◆ HOW TO COMPLETE THIS TASK
Search the material and gather each line with "duration" in it.

THE DATA Start Marker

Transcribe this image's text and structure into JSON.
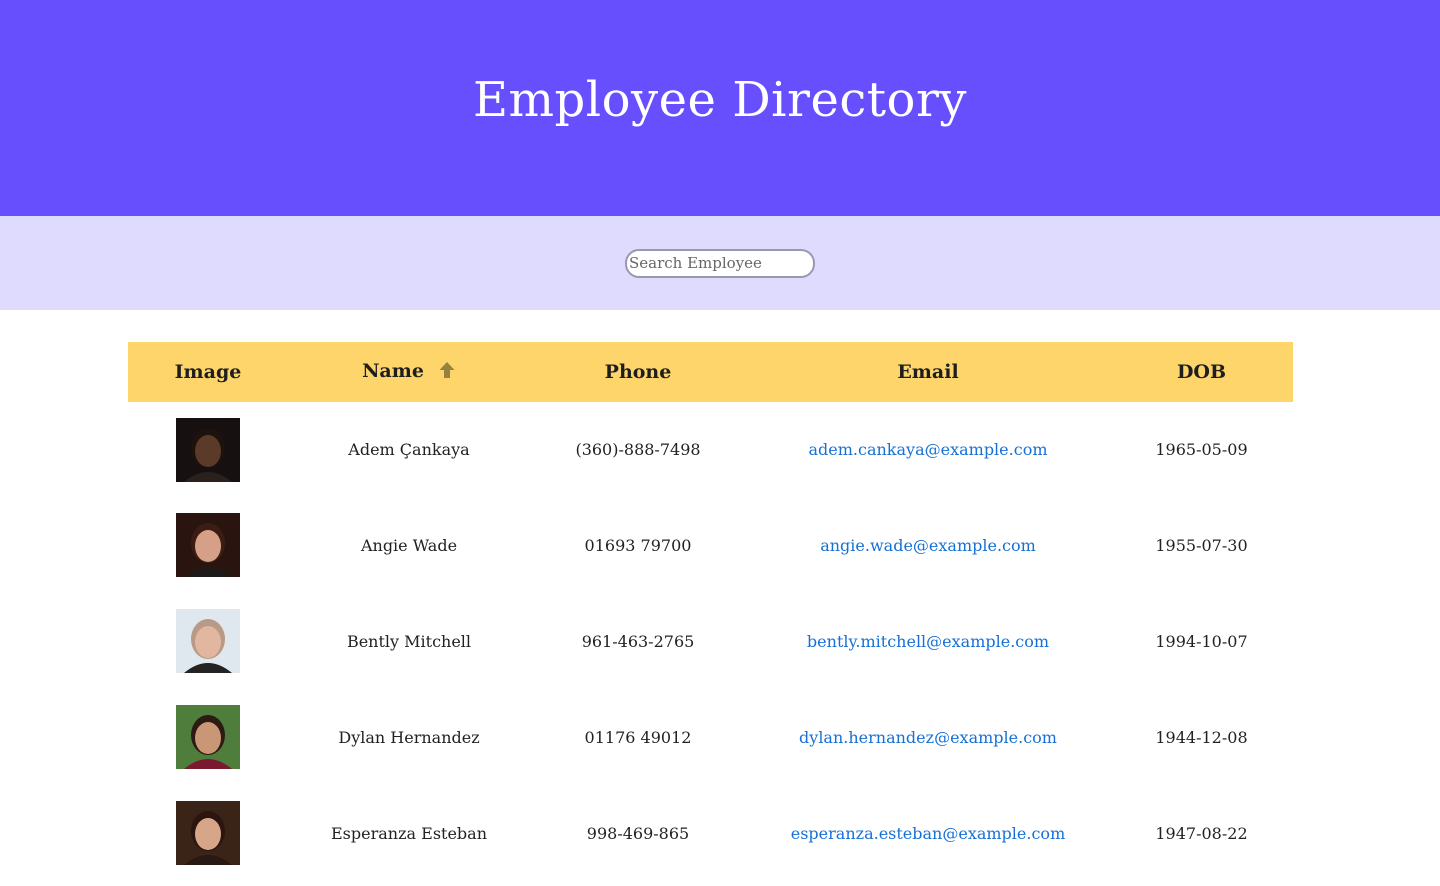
{
  "header": {
    "title": "Employee Directory"
  },
  "search": {
    "placeholder": "Search Employee",
    "value": ""
  },
  "table": {
    "columns": [
      "Image",
      "Name",
      "Phone",
      "Email",
      "DOB"
    ],
    "sort": {
      "column": "Name",
      "direction": "ascending",
      "icon": "arrow-up-icon"
    },
    "rows": [
      {
        "name": "Adem Çankaya",
        "phone": "(360)-888-7498",
        "email": "adem.cankaya@example.com",
        "dob": "1965-05-09",
        "skin": "#5b3a2a",
        "hair": "#1d120c",
        "bg": "#161010",
        "shirt": "#2a201c"
      },
      {
        "name": "Angie Wade",
        "phone": "01693 79700",
        "email": "angie.wade@example.com",
        "dob": "1955-07-30",
        "skin": "#d6a088",
        "hair": "#3b1d14",
        "bg": "#2a1410",
        "shirt": "#1e1a1a"
      },
      {
        "name": "Bently Mitchell",
        "phone": "961-463-2765",
        "email": "bently.mitchell@example.com",
        "dob": "1994-10-07",
        "skin": "#e2b7a0",
        "hair": "#b89a86",
        "bg": "#dfe8ee",
        "shirt": "#232323"
      },
      {
        "name": "Dylan Hernandez",
        "phone": "01176 49012",
        "email": "dylan.hernandez@example.com",
        "dob": "1944-12-08",
        "skin": "#c99676",
        "hair": "#2b1b12",
        "bg": "#4f7d3b",
        "shirt": "#7a1830"
      },
      {
        "name": "Esperanza Esteban",
        "phone": "998-469-865",
        "email": "esperanza.esteban@example.com",
        "dob": "1947-08-22",
        "skin": "#d7a689",
        "hair": "#2a1510",
        "bg": "#3a2418",
        "shirt": "#2a1814"
      }
    ]
  }
}
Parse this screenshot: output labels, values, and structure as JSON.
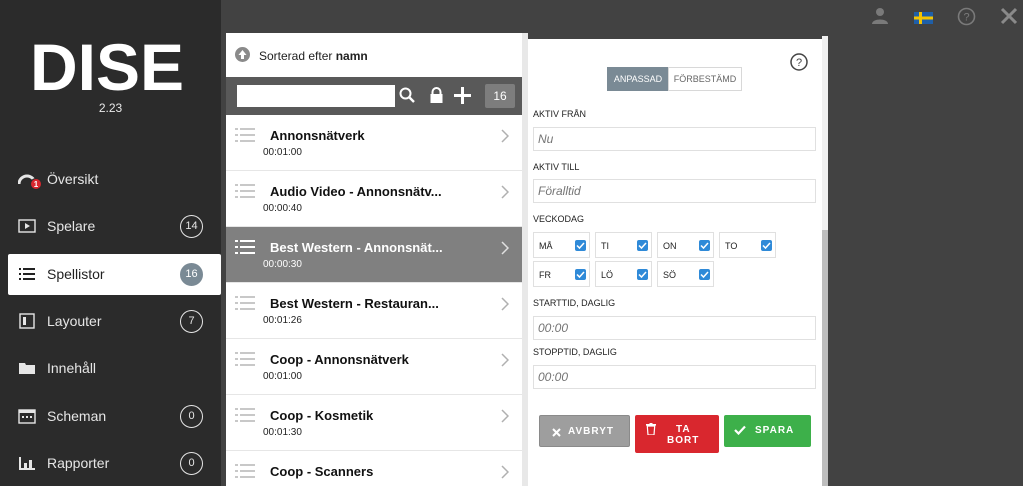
{
  "app": {
    "version": "2.23",
    "logo_text": "DISE"
  },
  "colors": {
    "accent": "#7a8a95",
    "delete": "#d9272e",
    "save": "#3db04a",
    "checkbox": "#2f8ad8"
  },
  "topbar": {
    "icons": [
      "user-icon",
      "swedish-flag-icon",
      "help-icon",
      "close-icon"
    ]
  },
  "sidebar": {
    "items": [
      {
        "label": "Översikt",
        "icon": "dashboard-icon",
        "alert": "1"
      },
      {
        "label": "Spelare",
        "icon": "player-icon",
        "count": "14"
      },
      {
        "label": "Spellistor",
        "icon": "list-icon",
        "count": "16",
        "active": true
      },
      {
        "label": "Layouter",
        "icon": "layout-icon",
        "count": "7"
      },
      {
        "label": "Innehåll",
        "icon": "folder-icon"
      },
      {
        "label": "Scheman",
        "icon": "calendar-icon",
        "count": "0"
      },
      {
        "label": "Rapporter",
        "icon": "report-icon",
        "count": "0"
      }
    ]
  },
  "playlists": {
    "sort_prefix": "Sorterad efter",
    "sort_key": "namn",
    "search_value": "",
    "count": "16",
    "items": [
      {
        "title": "Annonsnätverk",
        "duration": "00:01:00"
      },
      {
        "title": "Audio Video - Annonsnätv...",
        "duration": "00:00:40"
      },
      {
        "title": "Best Western - Annonsnät...",
        "duration": "00:00:30",
        "active": true
      },
      {
        "title": "Best Western - Restauran...",
        "duration": "00:01:26"
      },
      {
        "title": "Coop - Annonsnätverk",
        "duration": "00:01:00"
      },
      {
        "title": "Coop - Kosmetik",
        "duration": "00:01:30"
      },
      {
        "title": "Coop - Scanners",
        "duration": ""
      }
    ]
  },
  "schedule": {
    "mode_custom": "ANPASSAD",
    "mode_preset": "FÖRBESTÄMD",
    "active_from_label": "AKTIV FRÅN",
    "active_from_placeholder": "Nu",
    "active_to_label": "AKTIV TILL",
    "active_to_placeholder": "Föralltid",
    "weekday_label": "VECKODAG",
    "days": [
      "MÅ",
      "TI",
      "ON",
      "TO",
      "FR",
      "LÖ",
      "SÖ"
    ],
    "start_label": "STARTTID, DAGLIG",
    "start_placeholder": "00:00",
    "stop_label": "STOPPTID, DAGLIG",
    "stop_placeholder": "00:00",
    "cancel_label": "AVBRYT",
    "delete_label_1": "TA",
    "delete_label_2": "BORT",
    "save_label": "SPARA"
  }
}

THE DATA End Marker

◆ ANSWER SECTION
        "duration": "00:01:00"
        "duration": "00:00:40"
        "duration": "00:00:30",
        "duration": "00:01:26"
        "duration": "00:01:00"
        "duration": "00:01:30"
        "duration": ""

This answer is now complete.